Occasionally I have an opportunity to visit an individual with autism in their home. Sometimes I visit young kids living with their family. Other times I visit individuals in a residential home setting or adults living independently. Interestingly, I always notice one common factor in any home situation – the kaleidoscope of sights and sounds that swirl around the house.
Families and group home staff and even adult individuals with autism report problems with escalating behavior issues in the evenings at home. Although a number of factors can contribute to agitation and tantrums, one consideration is that of noise. An average home has at least one television running – usually at a relatively loud volume – as well as computer games, people talking, ceiling fans, music, and occasional water running or dishes clanging. Dogs bark, cats meow, moms fuss, traffic drives by, wind blows, dishwashers run, and other sounds fill any silences that may emerge.

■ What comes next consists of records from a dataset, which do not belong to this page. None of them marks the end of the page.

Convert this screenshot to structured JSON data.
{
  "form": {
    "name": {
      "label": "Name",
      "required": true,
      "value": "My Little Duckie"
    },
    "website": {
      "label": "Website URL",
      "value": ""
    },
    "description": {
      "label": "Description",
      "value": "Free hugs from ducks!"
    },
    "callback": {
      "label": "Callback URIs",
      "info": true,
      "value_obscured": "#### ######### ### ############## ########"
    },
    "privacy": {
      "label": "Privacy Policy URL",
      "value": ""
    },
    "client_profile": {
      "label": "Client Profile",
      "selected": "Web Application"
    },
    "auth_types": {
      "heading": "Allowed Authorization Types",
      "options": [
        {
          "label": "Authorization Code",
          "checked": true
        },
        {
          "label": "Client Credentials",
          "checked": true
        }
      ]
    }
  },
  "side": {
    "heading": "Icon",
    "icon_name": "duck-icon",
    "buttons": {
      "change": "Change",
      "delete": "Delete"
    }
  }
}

Most of us are oblivious to this constant mixture of sounds, but some individuals with autism are truly sensitive to all of the noise. We cannot, of course, expect to turn off all electronics, music, talking, and noisy equipment. But we can take some steps to decrease some of the noise, especially at times of day that we notice our friend with autism is agitated by the sounds in our house. We can, for example, wait until after people are in bed to run the dishwasher. We can encourage other family members to use earphones or to keep volumes down low when watching television, working or playing on the computer, or listening to music. We can give our friend with autism earphones to listen to favorite songs on an iPod to distract them from the conglomeration of noise in the house. Earphones can also help our friends with autism tune out distractions and focus on a task or homework or music or audio book.
TIP FOR THE DAY: Because we are not usually even aware of the layers of sounds in our households, we can be impatient with our friends with autism who seem to be overly sensitive to sounds swirling around. But sensory issues are very real in autism, so we need to do what we can to help create an atmosphere of peace and quiet at home.

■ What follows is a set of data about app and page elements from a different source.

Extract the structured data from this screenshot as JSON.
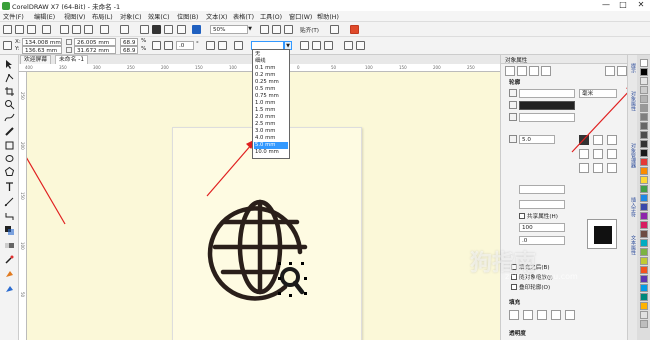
{
  "window": {
    "title": "CorelDRAW X7 (64-Bit) - 未命名 -1",
    "controls": [
      "—",
      "□",
      "✕"
    ]
  },
  "menubar": [
    "文件(F)",
    "编辑(E)",
    "视图(V)",
    "布局(L)",
    "对象(C)",
    "效果(C)",
    "位图(B)",
    "文本(X)",
    "表格(T)",
    "工具(O)",
    "窗口(W)",
    "帮助(H)"
  ],
  "toolbar1": {
    "zoom_value": "50%",
    "snap_label": "贴齐(T)"
  },
  "propertybar": {
    "x_label": "X:",
    "x_value": "134.008 mm",
    "y_label": "Y:",
    "y_value": "136.63 mm",
    "w_value": "26.005 mm",
    "h_value": "31.672 mm",
    "scale_x": "68.9",
    "scale_y": "68.9",
    "pct": "%",
    "rotation": ".0",
    "degree": "°",
    "outline_width": ""
  },
  "tabs": [
    {
      "label": "欢迎屏幕",
      "active": false
    },
    {
      "label": "未命名 -1",
      "active": true
    }
  ],
  "ruler": {
    "h_ticks": [
      "400",
      "350",
      "300",
      "250",
      "200",
      "150",
      "100",
      "50",
      "0",
      "50",
      "100",
      "150",
      "200",
      "250"
    ],
    "v_ticks": [
      "250",
      "200",
      "150",
      "100",
      "50"
    ]
  },
  "outline_dropdown": {
    "options": [
      "无",
      "细线",
      "0.1 mm",
      "0.2 mm",
      "0.25 mm",
      "0.5 mm",
      "0.75 mm",
      "1.0 mm",
      "1.5 mm",
      "2.0 mm",
      "2.5 mm",
      "3.0 mm",
      "4.0 mm",
      "5.0 mm",
      "10.0 mm"
    ],
    "selected": "5.0 mm"
  },
  "panel": {
    "title": "对象属性",
    "section_outline": "轮廓",
    "unit": "毫米",
    "width_value": "5.0",
    "shared_props_label": "共享属性(H)",
    "miter_value": "100",
    "angle_value": ".0",
    "fill_behind": "填充之后(B)",
    "scale_with": "随对象缩放(J)",
    "overprint": "叠印轮廓(O)",
    "section_fill": "填充",
    "section_transparency": "透明度"
  },
  "vertical_tabs": [
    "提示",
    "对象属性",
    "对象管理器",
    "插入字符",
    "文本属性"
  ],
  "palette_colors": [
    "#ffffff",
    "#000000",
    "#e6e6e6",
    "#cccccc",
    "#b3b3b3",
    "#999999",
    "#808080",
    "#666666",
    "#4d4d4d",
    "#333333",
    "#1a1a1a",
    "#e53935",
    "#fb8c00",
    "#fdd835",
    "#43a047",
    "#1e88e5",
    "#3949ab",
    "#8e24aa",
    "#d81b60",
    "#6d4c41",
    "#00acc1",
    "#7cb342",
    "#c0ca33",
    "#f4511e",
    "#5e35b1",
    "#039be5",
    "#00897b",
    "#ffb300",
    "#e0e0e0",
    "#bdbdbd"
  ],
  "watermark": {
    "text": "狗指南",
    "sub": "zhinan.sogou.com"
  },
  "colors": {
    "canvas": "#fbf8d8",
    "page": "#fefbe2",
    "selection": "#3399ff",
    "arrow": "#e02020",
    "globe": "#2a1f1a"
  }
}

NOTE TO READERS AND LISTENERS: I am Cathy Knoll, a board certified music therapist and long-time friend of many folks with autism. At FAQautism.com we are committed to providing free, practical, everyday tips for making life better for people with autism. Feel free to send me a confidential email at talk@FAQautism.com with your thoughts or challenging situations or innovative solution. And don’t forget to check out our website for a wealth of ideas and a glimpse into the world of autism. http://FAQautism.com